On September 6, 2022, the MLBPA made a request for voluntary recognition to Major League Baseball (MLB). The Players Association sent a “card-check agreement,” where the league would agree to voluntary recognition, contingent on independent verification of the authorization cards. On September 9, 2022, MLB announced it would voluntarily recognize the minor-league union.

The unionization of more than 5,000 minor leaguers is a major milestone in a decades-long labor dispute that has escalated to Congress. The MLBPA currently represents players on the 40-man rosters of all 30 teams in the MLB. The MLBPA is the 58th union to affiliate with the AFL-CIO, the largest labor federation in the U.S. with 12.5 million members. The AFL-CIO’s Sports Council already includes players’ associations from the NFL, National Women’s Soccer League, United Soccer League, and U.S. Women’s National Team.

Aligning the players with the AFL-CIO could attract other unions that represent workers in the sports industry, such as television crews and stadium vendors.

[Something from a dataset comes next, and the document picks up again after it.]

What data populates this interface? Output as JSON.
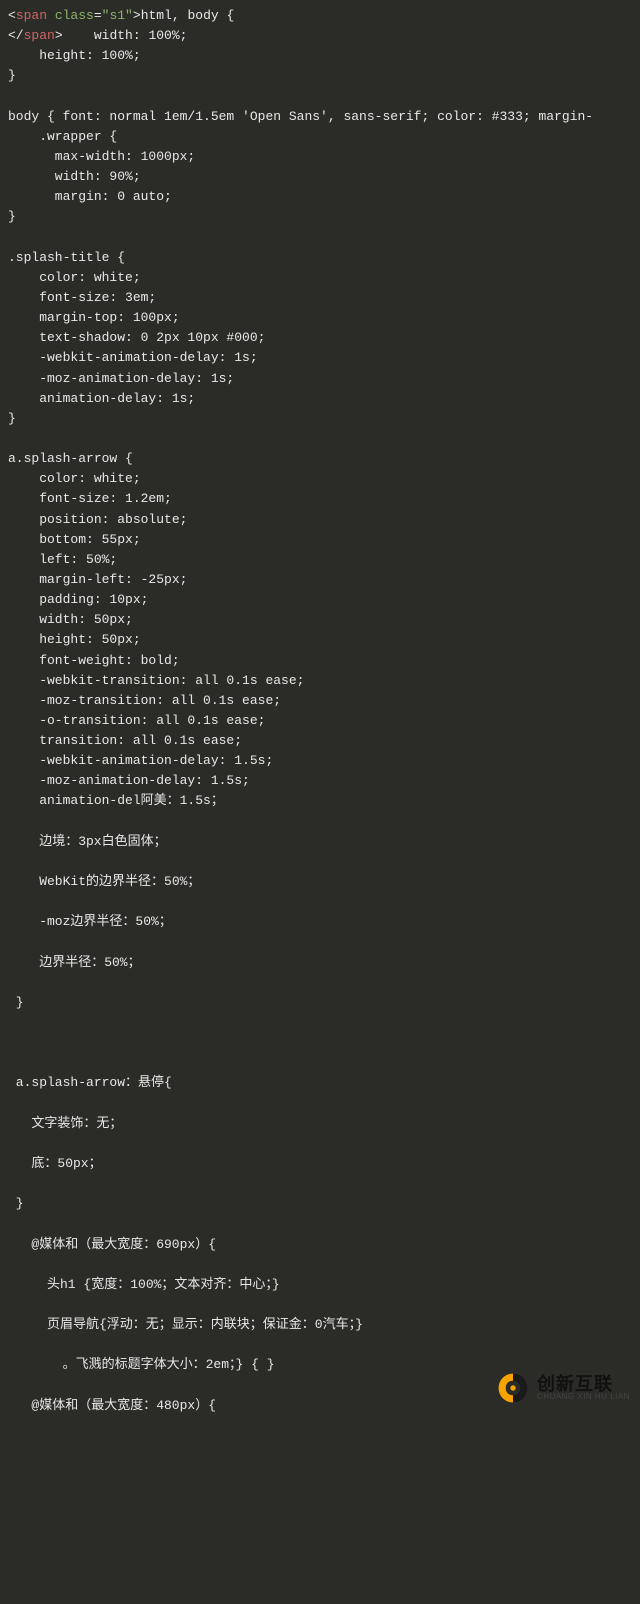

In light of these developments, employers in the sports industry should retain experienced labor counsel to assist in formulating their labor relations strategy, including education on the potential effects of signing union authorization cards during organizing efforts.

The St. Louis employment attorneys at McMahon Berger have been representing employers across the country in labor and employment matters for over sixty years and are available to discuss these issues and others. As always, the foregoing is for informational purposes only and does not constitute legal advice regarding any particular situation as every situation must be evaluated on its own facts. The choice of a lawyer is an important decision and should not be based solely on advertisements.

Learn more aboutStephen B. Maule
Stephen’s practice includes all aspects of labor and employment law. He assists employers with immigration petitions to the U.S. Citizenship and Immigration Service, including H-1B, TN and permanent residency. He has also represented employers in investigations conducted by the U.S. Immigration and Customs Enforcement.